ACTIVITY
Restate the material below word for word, from its first line to its last.
----------
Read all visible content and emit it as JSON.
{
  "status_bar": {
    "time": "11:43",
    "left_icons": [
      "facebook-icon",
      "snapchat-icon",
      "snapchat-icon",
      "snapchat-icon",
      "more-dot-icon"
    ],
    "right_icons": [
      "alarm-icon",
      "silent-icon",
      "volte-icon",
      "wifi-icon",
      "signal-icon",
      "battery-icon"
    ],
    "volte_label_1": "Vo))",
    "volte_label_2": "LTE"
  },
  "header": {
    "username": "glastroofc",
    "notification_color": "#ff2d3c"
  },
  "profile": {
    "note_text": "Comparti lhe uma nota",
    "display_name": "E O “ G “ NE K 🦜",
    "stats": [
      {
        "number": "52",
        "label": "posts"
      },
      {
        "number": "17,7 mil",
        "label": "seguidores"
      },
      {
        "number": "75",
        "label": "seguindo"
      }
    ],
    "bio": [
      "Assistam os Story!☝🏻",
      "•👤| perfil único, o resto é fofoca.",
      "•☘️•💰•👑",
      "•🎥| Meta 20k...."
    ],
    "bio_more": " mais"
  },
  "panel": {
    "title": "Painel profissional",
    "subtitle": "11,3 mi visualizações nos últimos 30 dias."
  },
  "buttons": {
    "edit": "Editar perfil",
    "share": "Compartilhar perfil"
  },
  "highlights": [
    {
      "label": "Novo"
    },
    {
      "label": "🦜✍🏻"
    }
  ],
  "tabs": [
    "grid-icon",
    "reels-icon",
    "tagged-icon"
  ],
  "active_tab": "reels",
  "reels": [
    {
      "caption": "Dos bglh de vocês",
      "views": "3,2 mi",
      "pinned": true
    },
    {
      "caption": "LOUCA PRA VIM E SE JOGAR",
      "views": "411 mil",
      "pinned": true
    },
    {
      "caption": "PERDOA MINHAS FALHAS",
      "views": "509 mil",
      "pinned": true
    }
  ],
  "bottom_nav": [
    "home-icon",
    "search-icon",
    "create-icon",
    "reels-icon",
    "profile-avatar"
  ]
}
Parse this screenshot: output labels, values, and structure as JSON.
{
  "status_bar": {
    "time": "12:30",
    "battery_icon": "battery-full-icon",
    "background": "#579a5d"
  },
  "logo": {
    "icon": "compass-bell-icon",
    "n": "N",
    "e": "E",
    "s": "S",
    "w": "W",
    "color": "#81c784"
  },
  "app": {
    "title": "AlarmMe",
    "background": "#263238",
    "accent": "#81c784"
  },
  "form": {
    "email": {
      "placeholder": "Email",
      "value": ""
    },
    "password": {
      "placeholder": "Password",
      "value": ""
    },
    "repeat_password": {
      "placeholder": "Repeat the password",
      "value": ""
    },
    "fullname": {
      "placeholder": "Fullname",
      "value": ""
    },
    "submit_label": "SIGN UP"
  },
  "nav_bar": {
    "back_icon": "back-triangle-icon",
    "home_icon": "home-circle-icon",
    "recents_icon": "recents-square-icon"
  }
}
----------
RESULT FOR THIS TASK
Read all visible content and emit it as JSON.
{
  "status_bar": {
    "time": "11:43",
    "left_icons": [
      "facebook-icon",
      "snapchat-icon",
      "snapchat-icon",
      "snapchat-icon",
      "more-dot-icon"
    ],
    "right_icons": [
      "alarm-icon",
      "silent-icon",
      "volte-icon",
      "wifi-icon",
      "signal-icon",
      "battery-icon"
    ],
    "volte_label_1": "Vo))",
    "volte_label_2": "LTE"
  },
  "header": {
    "username": "glastroofc",
    "notification_color": "#ff2d3c"
  },
  "profile": {
    "note_text": "Comparti lhe uma nota",
    "display_name": "E O “ G “ NE K 🦜",
    "stats": [
      {
        "number": "52",
        "label": "posts"
      },
      {
        "number": "17,7 mil",
        "label": "seguidores"
      },
      {
        "number": "75",
        "label": "seguindo"
      }
    ],
    "bio": [
      "Assistam os Story!☝🏻",
      "•👤| perfil único, o resto é fofoca.",
      "•☘️•💰•👑",
      "•🎥| Meta 20k...."
    ],
    "bio_more": " mais"
  },
  "panel": {
    "title": "Painel profissional",
    "subtitle": "11,3 mi visualizações nos últimos 30 dias."
  },
  "buttons": {
    "edit": "Editar perfil",
    "share": "Compartilhar perfil"
  },
  "highlights": [
    {
      "label": "Novo"
    },
    {
      "label": "🦜✍🏻"
    }
  ],
  "tabs": [
    "grid-icon",
    "reels-icon",
    "tagged-icon"
  ],
  "active_tab": "reels",
  "reels": [
    {
      "caption": "Dos bglh de vocês",
      "views": "3,2 mi",
      "pinned": true
    },
    {
      "caption": "LOUCA PRA VIM E SE JOGAR",
      "views": "411 mil",
      "pinned": true
    },
    {
      "caption": "PERDOA MINHAS FALHAS",
      "views": "509 mil",
      "pinned": true
    }
  ],
  "bottom_nav": [
    "home-icon",
    "search-icon",
    "create-icon",
    "reels-icon",
    "profile-avatar"
  ]
}
Parse this screenshot: output labels, values, and structure as JSON.
{
  "status_bar": {
    "time": "12:30",
    "battery_icon": "battery-full-icon",
    "background": "#579a5d"
  },
  "logo": {
    "icon": "compass-bell-icon",
    "n": "N",
    "e": "E",
    "s": "S",
    "w": "W",
    "color": "#81c784"
  },
  "app": {
    "title": "AlarmMe",
    "background": "#263238",
    "accent": "#81c784"
  },
  "form": {
    "email": {
      "placeholder": "Email",
      "value": ""
    },
    "password": {
      "placeholder": "Password",
      "value": ""
    },
    "repeat_password": {
      "placeholder": "Repeat the password",
      "value": ""
    },
    "fullname": {
      "placeholder": "Fullname",
      "value": ""
    },
    "submit_label": "SIGN UP"
  },
  "nav_bar": {
    "back_icon": "back-triangle-icon",
    "home_icon": "home-circle-icon",
    "recents_icon": "recents-square-icon"
  }
}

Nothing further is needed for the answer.